» **Problem details**
In the records that follow, count each line where the string "expand" occurs. Provide the total and no other text.

» **Excerpted data**
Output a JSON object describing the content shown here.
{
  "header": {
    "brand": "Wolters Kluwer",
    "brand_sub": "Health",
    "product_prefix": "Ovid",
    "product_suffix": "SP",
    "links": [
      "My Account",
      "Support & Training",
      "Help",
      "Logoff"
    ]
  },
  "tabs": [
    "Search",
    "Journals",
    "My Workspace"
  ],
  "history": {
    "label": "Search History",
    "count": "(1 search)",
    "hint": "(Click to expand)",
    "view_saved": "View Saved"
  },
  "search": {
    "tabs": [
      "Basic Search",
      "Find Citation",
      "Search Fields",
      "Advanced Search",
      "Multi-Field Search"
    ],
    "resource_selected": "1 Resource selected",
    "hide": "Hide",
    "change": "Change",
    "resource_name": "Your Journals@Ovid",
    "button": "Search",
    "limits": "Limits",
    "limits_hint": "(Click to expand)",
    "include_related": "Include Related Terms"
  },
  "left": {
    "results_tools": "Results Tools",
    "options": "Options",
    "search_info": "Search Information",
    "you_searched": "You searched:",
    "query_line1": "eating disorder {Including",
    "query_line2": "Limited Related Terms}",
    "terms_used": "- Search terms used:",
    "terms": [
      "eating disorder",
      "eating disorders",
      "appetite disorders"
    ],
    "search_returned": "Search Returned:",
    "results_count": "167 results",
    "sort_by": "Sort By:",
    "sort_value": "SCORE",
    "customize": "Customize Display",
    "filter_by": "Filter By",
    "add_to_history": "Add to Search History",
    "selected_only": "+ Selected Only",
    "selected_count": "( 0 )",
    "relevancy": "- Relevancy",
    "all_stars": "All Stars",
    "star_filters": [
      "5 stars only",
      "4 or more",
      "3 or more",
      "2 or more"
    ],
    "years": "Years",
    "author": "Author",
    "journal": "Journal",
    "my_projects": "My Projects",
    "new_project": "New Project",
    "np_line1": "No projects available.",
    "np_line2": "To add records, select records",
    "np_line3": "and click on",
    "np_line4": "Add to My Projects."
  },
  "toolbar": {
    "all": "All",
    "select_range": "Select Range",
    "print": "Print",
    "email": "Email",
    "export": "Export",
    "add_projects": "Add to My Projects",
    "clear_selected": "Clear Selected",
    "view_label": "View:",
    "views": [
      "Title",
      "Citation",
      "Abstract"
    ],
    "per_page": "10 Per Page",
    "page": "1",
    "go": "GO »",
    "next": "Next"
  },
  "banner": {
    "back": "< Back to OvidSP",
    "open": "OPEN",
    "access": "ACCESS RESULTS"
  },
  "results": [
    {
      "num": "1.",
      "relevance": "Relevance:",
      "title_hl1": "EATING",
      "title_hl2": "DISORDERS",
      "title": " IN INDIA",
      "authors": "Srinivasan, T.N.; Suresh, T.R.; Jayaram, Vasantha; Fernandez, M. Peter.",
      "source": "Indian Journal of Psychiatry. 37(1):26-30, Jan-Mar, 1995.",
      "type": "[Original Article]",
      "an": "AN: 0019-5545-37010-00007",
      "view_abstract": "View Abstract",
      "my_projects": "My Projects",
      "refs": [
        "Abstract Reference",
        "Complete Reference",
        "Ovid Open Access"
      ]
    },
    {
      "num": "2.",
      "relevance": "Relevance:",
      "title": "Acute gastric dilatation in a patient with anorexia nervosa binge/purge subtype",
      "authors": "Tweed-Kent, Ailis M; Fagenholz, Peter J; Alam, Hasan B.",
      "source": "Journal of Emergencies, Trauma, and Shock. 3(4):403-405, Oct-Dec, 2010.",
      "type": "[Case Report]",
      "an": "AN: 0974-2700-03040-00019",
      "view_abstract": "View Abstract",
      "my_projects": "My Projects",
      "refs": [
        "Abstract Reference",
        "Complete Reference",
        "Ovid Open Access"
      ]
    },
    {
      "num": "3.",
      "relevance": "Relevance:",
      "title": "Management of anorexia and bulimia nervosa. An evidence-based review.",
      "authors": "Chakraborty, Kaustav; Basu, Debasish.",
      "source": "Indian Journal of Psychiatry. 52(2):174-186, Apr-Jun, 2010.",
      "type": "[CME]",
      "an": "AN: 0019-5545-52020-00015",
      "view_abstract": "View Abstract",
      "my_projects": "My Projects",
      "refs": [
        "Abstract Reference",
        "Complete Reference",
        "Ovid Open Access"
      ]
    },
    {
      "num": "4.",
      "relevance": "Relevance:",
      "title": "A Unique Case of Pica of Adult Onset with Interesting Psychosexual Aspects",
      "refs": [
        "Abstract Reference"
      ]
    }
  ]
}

» **Task response**
2